Having a ‘gut feeling’ about the validity of your idea is destined to fail.
Make sure other people also agree that it’s a good idea.
Talk to start-up experts; other people in your industry who have already had great success.
Take some time to test the idea – find out who your target market is then ask them if they like your product; find out how it might be improved.
Make a prototype and use the responses to adapt and adjust your idea. But, bear in mind that the feedback might not be what you anticipate. Whilst you think it’s a brilliant idea, the reality might be quite different and may need a lot of work to make it marketable.
Resist the temptation to give up; learn how to adjust and recalculate the best way to offer your idea to you ideal market.

2. Not having a Marketing Plan
Don’t assume your idea will sell itself.
No matter how brilliant you think your idea is you must pay careful attention to marketing.
Every time you talk about your business you are involved in marketing.
Make sure you have a concrete business plan and make sure you formulate a strategy to make sure you communicate the right messages to the right people at the right time.

3. Not listening to your customers
Keeping your customers happy is the single most important step to keeping your business successful.
Take time to find out what they need from you, and then provide it.
By meeting and exceeding their expectations, the word will soon get out and they’ll keep coming back for more.

4. Lacking Focus
Being creative is great, but chasing one idea after another and never actually bringing one thing to life is the biggest pitfall of all.
Know exactly what your goals and objectives are.
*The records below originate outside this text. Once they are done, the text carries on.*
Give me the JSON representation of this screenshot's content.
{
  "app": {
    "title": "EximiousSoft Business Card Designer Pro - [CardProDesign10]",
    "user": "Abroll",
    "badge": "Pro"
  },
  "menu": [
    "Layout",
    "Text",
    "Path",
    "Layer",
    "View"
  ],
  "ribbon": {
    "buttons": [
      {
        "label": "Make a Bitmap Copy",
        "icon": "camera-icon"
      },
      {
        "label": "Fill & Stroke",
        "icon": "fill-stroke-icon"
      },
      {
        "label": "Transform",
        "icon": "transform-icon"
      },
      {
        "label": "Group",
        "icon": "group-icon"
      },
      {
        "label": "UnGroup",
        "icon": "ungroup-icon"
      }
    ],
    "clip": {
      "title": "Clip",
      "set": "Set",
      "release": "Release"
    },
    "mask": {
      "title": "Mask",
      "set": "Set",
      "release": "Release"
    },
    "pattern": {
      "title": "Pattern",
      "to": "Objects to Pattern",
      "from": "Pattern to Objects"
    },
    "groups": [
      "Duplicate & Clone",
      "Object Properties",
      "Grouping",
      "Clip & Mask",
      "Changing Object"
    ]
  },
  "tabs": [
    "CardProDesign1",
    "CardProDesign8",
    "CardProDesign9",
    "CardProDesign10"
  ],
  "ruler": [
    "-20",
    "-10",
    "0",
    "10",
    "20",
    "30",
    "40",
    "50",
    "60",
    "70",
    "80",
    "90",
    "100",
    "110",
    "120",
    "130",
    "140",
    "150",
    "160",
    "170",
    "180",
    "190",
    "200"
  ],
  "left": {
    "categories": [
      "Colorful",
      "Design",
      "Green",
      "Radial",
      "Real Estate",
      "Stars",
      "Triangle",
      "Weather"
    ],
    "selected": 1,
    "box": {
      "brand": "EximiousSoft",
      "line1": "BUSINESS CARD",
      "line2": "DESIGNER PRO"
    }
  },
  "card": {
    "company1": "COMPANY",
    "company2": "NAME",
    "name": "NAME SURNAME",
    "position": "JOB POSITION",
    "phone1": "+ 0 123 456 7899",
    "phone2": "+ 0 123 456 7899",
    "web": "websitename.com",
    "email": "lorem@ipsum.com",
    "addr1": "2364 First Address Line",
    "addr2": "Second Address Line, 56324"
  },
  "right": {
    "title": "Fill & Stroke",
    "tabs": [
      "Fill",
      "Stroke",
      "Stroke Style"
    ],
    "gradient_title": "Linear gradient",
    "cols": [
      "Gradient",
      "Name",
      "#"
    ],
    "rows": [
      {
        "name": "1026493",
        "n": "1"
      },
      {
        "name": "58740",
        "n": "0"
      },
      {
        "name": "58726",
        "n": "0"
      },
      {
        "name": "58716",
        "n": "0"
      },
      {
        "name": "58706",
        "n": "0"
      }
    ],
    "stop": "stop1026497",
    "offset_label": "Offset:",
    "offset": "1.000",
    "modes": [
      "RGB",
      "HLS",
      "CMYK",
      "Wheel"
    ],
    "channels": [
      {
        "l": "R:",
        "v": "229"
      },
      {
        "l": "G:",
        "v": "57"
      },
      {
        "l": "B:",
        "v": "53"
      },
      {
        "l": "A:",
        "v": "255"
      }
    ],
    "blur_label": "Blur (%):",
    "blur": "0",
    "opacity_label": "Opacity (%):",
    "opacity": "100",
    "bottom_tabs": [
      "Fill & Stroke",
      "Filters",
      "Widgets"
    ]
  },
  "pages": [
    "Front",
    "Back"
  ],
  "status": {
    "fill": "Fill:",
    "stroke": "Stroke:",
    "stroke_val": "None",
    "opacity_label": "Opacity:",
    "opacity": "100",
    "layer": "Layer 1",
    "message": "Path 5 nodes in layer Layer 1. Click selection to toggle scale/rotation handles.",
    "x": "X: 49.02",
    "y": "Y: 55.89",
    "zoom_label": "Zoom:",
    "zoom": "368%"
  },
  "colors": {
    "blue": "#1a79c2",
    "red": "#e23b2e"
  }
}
Having these clearly defined helps you to evaluate what’s going to work and what’s not – the ideas that don’t work need to be shelved or discarded.

5. Failing to outsource specialist tasks
As an entrepreneur, there is a great temptation to do everything yourself, especially in the start-up period when costs are sometimes prohibitive.
If your idea takes off, you aren’t going to be able to handle everything on your own.
You have a limited set of talents, so by bringing in a team of experts who you can trust, will help to bring your vision to reality.

For every new business that succeeds, there are dozens of others that don’t.
Make sure you are poised for success by avoiding these business pitfalls.

Christine Davey
@DaveyMarketing

If you’d like some help with your strategic marketing planning Tweet me or call me on 01273 772033 for an initial chat over a coffee!

7 Steps to delivering an effective Lead Nurturing Campaign

Davey Marketing: Lead NurturingTo stay engaged with future buyers, Lead Nurturing is a powerful way to deliver engaging and interesting content to your prospects – specifically those who have given you permission to stay in contact with them.

What you’re essentially doing is educating targeted sales leads, which are not yet ready to buy.  Valuable content that keeps your audience engaged can help you build a strong brand presence and engender trust long before they make a purchase.

7 Steps to delivering an effective Lead Nurturing Campaign

  1. Identify who could be interested in your product/services and obtain their details. (This could be easily done through consistent networking within your business community)
  2. Follow-Up these contacts with an acknowledgement and the reference point of contact.
  3. Offer them information they can instantly use, even if they don’t choose to do business with you; ‘how to’ guides which relate to your business and might help them.
  4. Offer them a special place to interact with you; website, twitter page, LinkedIn, email etc.
  5. Get permission to stay in touch through an opt-in link to email newsletter/ downloads etc.
  6. Stay actively in touch and offer added value such as an e-Book or white paper or a special offer/package deal.
  7. Above all track the content and results of all interactions and use this to spot the times your prospects indicate their willingness to buy and ask for their business.

Remember!  It’s not all about hard selling anymore; it’s about building relationships and trust with your prospects in a way that is both consistent and relevant.

Christine Davey
@DaveyMarketing

If you’d like some help on managing your marketing activities Tweet me or call me on 01273 772033 to set up an initial chat over a coffee!